Today I cleaned out the fridge. As a result, I had fried cabbage and onions for breakfast. I also made a carrot salad out of the floppy carrots I found in the vegetable drawer. Some of them were growing hair (roots?). No worry; I chopped off the ends of each carrot, scrubbed them with a vegetable brush and used a peeler on them. Then, I shredded them with the little Black & Decker mini-processor I bought 14 years ago.

I think I used about 8 rather small carrots. I added a tablespoon or two of orange juice, some Craisins and a quarter cup of raspberry vinaigrette salad dressing.

I let the carrot salad chill in the clean refrigerator all day and had a little for dinner with hash browns and romaine and avocado salad. Yummy!

Thursday, June 24, 2010

Blackberries! No jam

On a recent visit to my sister's home in Georgia, I joined her as she walked her miniature dachshunds, Cinnamon and Ginger. We decided to venture beyond her well kept subdivision to explore an abandoned housing project. One of several near her neighborhood north of Atlanta which bit the dust during the subprime mortgage crisis of 2007, the project area is huge. At one end a construction pond has morphed into a marshland replete with cattails bursting in the summer sun. At the other end we found a trove of wild berry patches. Blackberries, I'm almost sure. It was early in the day before the summer heat had taken hold but we had nothing to hold the easily available pickings and decided to come back later.

We did that, dragging my just awakened daughter Katie with us. Actually Katie and I got there first. Laura came later with the dogs which she tied to a small tree in the midst of one of the blackberry patches. It was mid morning and hot so we didn't stay long. Among the three of us we gathered at least 12 cups in a short time. They sat on Laura's kitchen counter for a day. Then she rinsed about half and froze them. I rinsed the rest and brought them back to Tennessee with me.

The berries were extremely tart, but I dumped them in a pot thinking I'd add gobs of sugar and make a little jam. Big Oven has a simple recipe. After the berries had cooked down quite a bit I plopped a sample spoonful into a bowl and added sugar. After mixing this up I tasted some and found the sweetened berries had a good musty flavor.

But... The berry seeds were so big and so many that the texture was just unacceptable. I didn't know what to do.
I finally strained the cooked berries and got a little more than a pint of thick bitter juice.

I know dark berries have great anti-oxidant qualities so I'm drinking the stuff.
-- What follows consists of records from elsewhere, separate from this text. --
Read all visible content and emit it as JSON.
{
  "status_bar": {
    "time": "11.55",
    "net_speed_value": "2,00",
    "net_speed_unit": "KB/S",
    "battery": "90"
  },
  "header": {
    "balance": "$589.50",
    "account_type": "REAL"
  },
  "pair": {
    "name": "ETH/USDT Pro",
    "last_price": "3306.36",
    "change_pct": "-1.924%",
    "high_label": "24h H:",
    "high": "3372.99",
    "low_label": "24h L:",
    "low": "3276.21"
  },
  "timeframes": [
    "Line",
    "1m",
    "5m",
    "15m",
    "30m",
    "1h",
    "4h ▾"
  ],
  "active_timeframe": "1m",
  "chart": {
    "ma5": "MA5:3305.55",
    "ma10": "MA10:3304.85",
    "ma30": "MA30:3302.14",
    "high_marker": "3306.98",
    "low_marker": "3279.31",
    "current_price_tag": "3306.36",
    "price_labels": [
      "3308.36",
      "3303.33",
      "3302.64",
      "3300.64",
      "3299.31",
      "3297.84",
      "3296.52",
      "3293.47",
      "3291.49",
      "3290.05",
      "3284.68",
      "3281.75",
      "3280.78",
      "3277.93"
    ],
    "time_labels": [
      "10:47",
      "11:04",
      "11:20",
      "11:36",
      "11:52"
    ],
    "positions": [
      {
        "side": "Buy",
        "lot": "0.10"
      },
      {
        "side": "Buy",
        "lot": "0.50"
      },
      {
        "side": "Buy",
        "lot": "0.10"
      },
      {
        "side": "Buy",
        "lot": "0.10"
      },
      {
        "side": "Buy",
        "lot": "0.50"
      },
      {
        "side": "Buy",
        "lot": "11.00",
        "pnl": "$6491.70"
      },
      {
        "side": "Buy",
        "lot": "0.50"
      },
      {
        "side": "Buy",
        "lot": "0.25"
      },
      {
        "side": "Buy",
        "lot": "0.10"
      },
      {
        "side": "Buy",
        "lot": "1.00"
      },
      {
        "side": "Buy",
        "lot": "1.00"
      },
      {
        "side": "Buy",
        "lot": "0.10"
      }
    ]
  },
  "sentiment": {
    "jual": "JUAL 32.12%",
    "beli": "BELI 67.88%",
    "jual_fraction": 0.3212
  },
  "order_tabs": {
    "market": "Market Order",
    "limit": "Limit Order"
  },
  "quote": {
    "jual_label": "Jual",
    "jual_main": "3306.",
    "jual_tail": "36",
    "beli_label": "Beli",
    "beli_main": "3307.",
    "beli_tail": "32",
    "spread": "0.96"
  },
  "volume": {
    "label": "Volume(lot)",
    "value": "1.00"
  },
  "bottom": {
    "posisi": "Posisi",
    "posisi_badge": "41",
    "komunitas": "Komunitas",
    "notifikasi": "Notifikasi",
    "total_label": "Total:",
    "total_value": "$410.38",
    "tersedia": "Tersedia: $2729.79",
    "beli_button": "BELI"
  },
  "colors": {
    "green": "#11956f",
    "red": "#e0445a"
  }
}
Instead of adding sugar to the bitter mix, I add a couple of tablespoons of berry juice to 8 ounces of apple juice.
It tastes fine and I think it's healthy, too.